November 18, 2008: Akustica, Inc. maker of CMOS microelectromechanical systems (MEMS) microphones, has introduced its latest generation of digital microphones that improves voice quality in notebook computers and other consumer-electronic devices. The new AKU2002C is the first digital microphone product from Akustica to leverage its new 1mm × 1mm monolithic digital-output microphone.
Earlier this year, Akustica introduced the AKU1126, a fully integrated 1mm×1mm analog microphone die in a compact 2mm×2mm package. This and all other products in Akustica’s portfolio are manufactured using Akustica’s patented CMOS MEMS technology, in which both the transducer and the electronics are fabricated in a single chip, in a CMOS wafer, using standard CMOS processes.

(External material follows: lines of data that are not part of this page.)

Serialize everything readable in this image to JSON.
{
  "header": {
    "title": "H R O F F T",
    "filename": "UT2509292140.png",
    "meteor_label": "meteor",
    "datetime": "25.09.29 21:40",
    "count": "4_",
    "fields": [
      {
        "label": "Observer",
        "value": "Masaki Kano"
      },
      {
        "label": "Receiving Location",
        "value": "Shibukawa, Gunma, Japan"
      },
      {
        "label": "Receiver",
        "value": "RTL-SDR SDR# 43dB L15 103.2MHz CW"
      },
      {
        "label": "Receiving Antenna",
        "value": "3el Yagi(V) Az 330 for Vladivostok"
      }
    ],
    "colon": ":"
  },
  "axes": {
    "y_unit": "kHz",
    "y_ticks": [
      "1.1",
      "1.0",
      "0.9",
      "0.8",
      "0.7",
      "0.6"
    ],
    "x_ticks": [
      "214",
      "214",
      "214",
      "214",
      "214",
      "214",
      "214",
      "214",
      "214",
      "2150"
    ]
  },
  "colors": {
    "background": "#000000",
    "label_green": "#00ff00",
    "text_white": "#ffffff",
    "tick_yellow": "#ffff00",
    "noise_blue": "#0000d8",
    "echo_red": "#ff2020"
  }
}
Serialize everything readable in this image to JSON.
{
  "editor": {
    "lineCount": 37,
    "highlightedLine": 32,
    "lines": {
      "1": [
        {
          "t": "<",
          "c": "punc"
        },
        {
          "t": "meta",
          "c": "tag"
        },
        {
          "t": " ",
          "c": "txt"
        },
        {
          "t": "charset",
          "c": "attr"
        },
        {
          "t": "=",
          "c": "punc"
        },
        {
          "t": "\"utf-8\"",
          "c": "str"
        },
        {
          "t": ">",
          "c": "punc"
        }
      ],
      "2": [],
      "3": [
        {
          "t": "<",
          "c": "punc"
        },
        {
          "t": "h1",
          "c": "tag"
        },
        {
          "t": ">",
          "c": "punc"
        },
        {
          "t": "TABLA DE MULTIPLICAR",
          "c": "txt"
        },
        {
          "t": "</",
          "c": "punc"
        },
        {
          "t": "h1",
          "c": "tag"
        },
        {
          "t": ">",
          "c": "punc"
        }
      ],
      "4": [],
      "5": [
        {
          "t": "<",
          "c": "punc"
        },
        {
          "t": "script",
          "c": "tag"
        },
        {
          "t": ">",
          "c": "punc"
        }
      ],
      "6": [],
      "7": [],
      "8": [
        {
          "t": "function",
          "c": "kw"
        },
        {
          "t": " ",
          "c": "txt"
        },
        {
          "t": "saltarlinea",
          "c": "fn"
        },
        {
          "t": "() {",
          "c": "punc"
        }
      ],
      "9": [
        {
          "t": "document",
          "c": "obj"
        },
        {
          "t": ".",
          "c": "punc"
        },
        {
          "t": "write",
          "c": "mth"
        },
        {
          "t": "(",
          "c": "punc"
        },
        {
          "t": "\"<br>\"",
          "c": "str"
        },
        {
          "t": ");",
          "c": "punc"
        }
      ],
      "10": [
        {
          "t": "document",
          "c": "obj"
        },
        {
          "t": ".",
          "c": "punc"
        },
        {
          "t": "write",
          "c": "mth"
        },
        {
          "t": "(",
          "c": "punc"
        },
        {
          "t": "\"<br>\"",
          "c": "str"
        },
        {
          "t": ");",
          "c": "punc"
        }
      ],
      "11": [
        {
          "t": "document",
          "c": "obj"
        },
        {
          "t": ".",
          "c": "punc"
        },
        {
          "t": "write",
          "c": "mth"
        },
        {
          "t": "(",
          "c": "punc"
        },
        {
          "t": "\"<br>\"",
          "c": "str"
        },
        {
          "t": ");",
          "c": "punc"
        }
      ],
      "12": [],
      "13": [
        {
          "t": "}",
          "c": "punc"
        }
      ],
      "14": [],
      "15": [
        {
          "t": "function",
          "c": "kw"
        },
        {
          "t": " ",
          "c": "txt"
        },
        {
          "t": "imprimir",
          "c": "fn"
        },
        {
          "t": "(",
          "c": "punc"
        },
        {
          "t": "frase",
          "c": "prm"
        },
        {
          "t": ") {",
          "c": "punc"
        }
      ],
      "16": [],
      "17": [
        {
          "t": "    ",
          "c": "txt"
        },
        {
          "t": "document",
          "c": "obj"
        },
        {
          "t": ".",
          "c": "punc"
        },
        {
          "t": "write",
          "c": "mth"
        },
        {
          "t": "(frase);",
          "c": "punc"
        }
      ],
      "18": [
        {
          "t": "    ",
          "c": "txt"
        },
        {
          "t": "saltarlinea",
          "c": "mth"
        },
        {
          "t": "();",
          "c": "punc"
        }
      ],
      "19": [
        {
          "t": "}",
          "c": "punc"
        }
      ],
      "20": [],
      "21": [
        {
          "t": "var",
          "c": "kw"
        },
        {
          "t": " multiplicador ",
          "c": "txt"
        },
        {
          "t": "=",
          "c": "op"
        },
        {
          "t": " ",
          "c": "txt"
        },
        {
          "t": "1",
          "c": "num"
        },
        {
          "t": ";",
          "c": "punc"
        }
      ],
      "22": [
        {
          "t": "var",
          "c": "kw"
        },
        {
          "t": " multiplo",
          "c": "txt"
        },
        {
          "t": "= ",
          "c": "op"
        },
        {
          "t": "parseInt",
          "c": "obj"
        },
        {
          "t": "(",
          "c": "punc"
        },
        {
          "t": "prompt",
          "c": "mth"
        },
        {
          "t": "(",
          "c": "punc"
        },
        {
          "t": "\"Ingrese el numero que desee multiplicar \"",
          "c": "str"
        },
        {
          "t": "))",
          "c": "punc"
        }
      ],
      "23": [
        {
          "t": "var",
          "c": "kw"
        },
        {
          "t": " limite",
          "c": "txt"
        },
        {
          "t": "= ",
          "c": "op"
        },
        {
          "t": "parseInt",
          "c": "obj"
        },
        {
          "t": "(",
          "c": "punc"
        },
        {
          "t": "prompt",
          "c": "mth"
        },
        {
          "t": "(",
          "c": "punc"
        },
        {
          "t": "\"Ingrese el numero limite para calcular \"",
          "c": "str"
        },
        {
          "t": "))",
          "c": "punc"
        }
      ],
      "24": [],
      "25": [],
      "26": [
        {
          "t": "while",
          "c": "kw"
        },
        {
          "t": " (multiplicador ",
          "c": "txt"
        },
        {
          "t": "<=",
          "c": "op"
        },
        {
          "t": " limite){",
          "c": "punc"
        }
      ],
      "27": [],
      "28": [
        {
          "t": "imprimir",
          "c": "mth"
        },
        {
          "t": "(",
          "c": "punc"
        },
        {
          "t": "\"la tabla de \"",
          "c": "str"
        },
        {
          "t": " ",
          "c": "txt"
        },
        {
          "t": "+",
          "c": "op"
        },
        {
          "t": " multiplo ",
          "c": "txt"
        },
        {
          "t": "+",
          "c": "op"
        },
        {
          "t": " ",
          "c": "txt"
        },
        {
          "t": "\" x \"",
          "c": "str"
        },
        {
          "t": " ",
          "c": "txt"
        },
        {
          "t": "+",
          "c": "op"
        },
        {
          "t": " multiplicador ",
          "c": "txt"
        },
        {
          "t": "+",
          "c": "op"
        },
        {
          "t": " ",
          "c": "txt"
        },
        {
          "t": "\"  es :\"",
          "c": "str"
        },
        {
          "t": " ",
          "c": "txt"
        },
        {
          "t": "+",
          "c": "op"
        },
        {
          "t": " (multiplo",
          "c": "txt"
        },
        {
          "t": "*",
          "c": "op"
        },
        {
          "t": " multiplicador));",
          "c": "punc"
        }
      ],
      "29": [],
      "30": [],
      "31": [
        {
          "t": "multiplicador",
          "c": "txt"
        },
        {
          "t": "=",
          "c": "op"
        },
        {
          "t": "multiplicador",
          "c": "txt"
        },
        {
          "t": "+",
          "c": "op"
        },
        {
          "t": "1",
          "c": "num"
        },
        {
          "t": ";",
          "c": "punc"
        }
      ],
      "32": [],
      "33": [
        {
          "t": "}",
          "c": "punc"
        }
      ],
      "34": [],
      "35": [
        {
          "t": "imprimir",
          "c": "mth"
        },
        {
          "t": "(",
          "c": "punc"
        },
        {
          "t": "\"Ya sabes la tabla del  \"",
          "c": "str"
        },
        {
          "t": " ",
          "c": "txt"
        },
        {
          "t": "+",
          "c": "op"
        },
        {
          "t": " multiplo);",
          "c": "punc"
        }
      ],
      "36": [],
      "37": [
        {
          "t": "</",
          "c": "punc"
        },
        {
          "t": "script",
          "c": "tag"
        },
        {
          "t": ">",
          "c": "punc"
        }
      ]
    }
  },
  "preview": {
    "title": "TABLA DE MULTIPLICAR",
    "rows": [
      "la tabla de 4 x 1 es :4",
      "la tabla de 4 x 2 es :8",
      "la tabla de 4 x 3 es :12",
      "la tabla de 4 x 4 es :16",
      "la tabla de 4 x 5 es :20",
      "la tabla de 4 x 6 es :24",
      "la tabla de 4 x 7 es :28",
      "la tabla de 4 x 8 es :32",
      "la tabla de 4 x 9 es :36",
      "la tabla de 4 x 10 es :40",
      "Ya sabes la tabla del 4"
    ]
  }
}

“Laptop manufacturers recognize the improvement in voice quality that can be achieved using digital microphones and are adopting them rapidly,” said Davin Yuknis, VP of marketing and product management for Akustica. “Because our CMOS MEMS technology allows us to quickly innovate and introduce new digital microphones such as the AKU2002C, we provide manufacturers with features and form factors they need now to move forward with next-generation laptop designs.”

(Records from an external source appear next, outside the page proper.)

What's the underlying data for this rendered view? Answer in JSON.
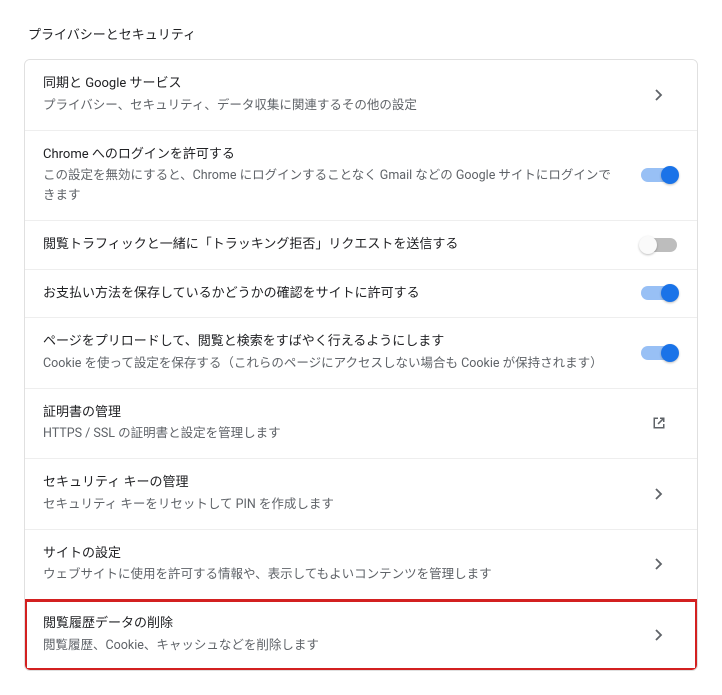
{
  "section": {
    "title": "プライバシーとセキュリティ"
  },
  "rows": {
    "sync": {
      "title": "同期と Google サービス",
      "desc": "プライバシー、セキュリティ、データ収集に関連するその他の設定"
    },
    "signin": {
      "title": "Chrome へのログインを許可する",
      "desc": "この設定を無効にすると、Chrome にログインすることなく Gmail などの Google サイトにログインできます",
      "toggle": true
    },
    "dnt": {
      "title": "閲覧トラフィックと一緒に「トラッキング拒否」リクエストを送信する",
      "toggle": false
    },
    "payments": {
      "title": "お支払い方法を保存しているかどうかの確認をサイトに許可する",
      "toggle": true
    },
    "preload": {
      "title": "ページをプリロードして、閲覧と検索をすばやく行えるようにします",
      "desc": "Cookie を使って設定を保存する（これらのページにアクセスしない場合も Cookie が保持されます）",
      "toggle": true
    },
    "certs": {
      "title": "証明書の管理",
      "desc": "HTTPS / SSL の証明書と設定を管理します"
    },
    "seckey": {
      "title": "セキュリティ キーの管理",
      "desc": "セキュリティ キーをリセットして PIN を作成します"
    },
    "site": {
      "title": "サイトの設定",
      "desc": "ウェブサイトに使用を許可する情報や、表示してもよいコンテンツを管理します"
    },
    "clear": {
      "title": "閲覧履歴データの削除",
      "desc": "閲覧履歴、Cookie、キャッシュなどを削除します"
    }
  }
}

The AKU2002C is an omni-directional, digital-output, CMOS MEMS microphone in a 3.76mm×4.72mm industry-standard package. It is pin- and footprint-compatible with earlier generations of the AKU2002. The AKU2002C is lead-free, surface-mountable, RoHS compliant, and automated pick-and-place-compatible for improved manufacturing reliability and efficiency.

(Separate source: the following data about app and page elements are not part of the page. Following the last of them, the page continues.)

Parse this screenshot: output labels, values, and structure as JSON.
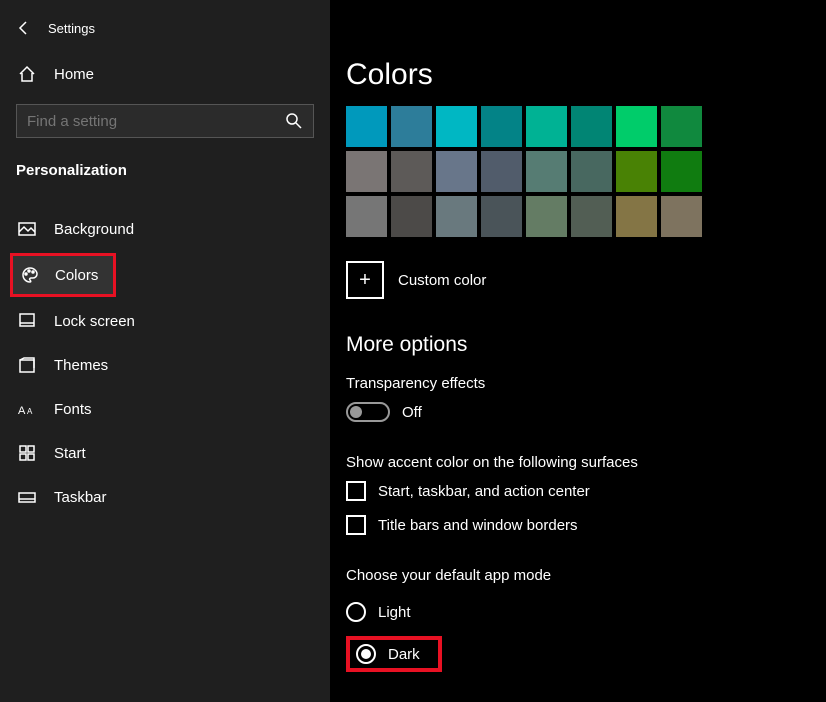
{
  "app": {
    "title": "Settings"
  },
  "home_label": "Home",
  "search": {
    "placeholder": "Find a setting"
  },
  "section_title": "Personalization",
  "nav": {
    "background": "Background",
    "colors": "Colors",
    "lock_screen": "Lock screen",
    "themes": "Themes",
    "fonts": "Fonts",
    "start": "Start",
    "taskbar": "Taskbar"
  },
  "page": {
    "title": "Colors",
    "swatches": [
      [
        "#0099bc",
        "#2d7d9a",
        "#00b7c3",
        "#038387",
        "#00b294",
        "#018574",
        "#00cc6a",
        "#10893e"
      ],
      [
        "#7a7574",
        "#5d5a58",
        "#68768a",
        "#515c6b",
        "#567c73",
        "#486860",
        "#498205",
        "#107c10"
      ],
      [
        "#767676",
        "#4c4a48",
        "#69797e",
        "#4a5459",
        "#647c64",
        "#525e54",
        "#847545",
        "#7e735f"
      ]
    ],
    "custom_label": "Custom color",
    "more_options": "More options",
    "transparency_label": "Transparency effects",
    "transparency_value": "Off",
    "accent_surface_label": "Show accent color on the following surfaces",
    "accent_opts": {
      "taskbar": "Start, taskbar, and action center",
      "titlebars": "Title bars and window borders"
    },
    "app_mode_label": "Choose your default app mode",
    "app_mode": {
      "light": "Light",
      "dark": "Dark"
    }
  }
}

The robust digital output of the microphone provides a high degree of immunity to RF and EM interference on the audio path, a problem which is costly and difficult to overcome when placing a traditional analog output microphone into the bezel of a laptop monitor. The AKU2002C provides as good or better power supply rejection and signal-to-noise ratio as previous generations of Akustica digital microphones as well as other digital MEMS microphones in production today.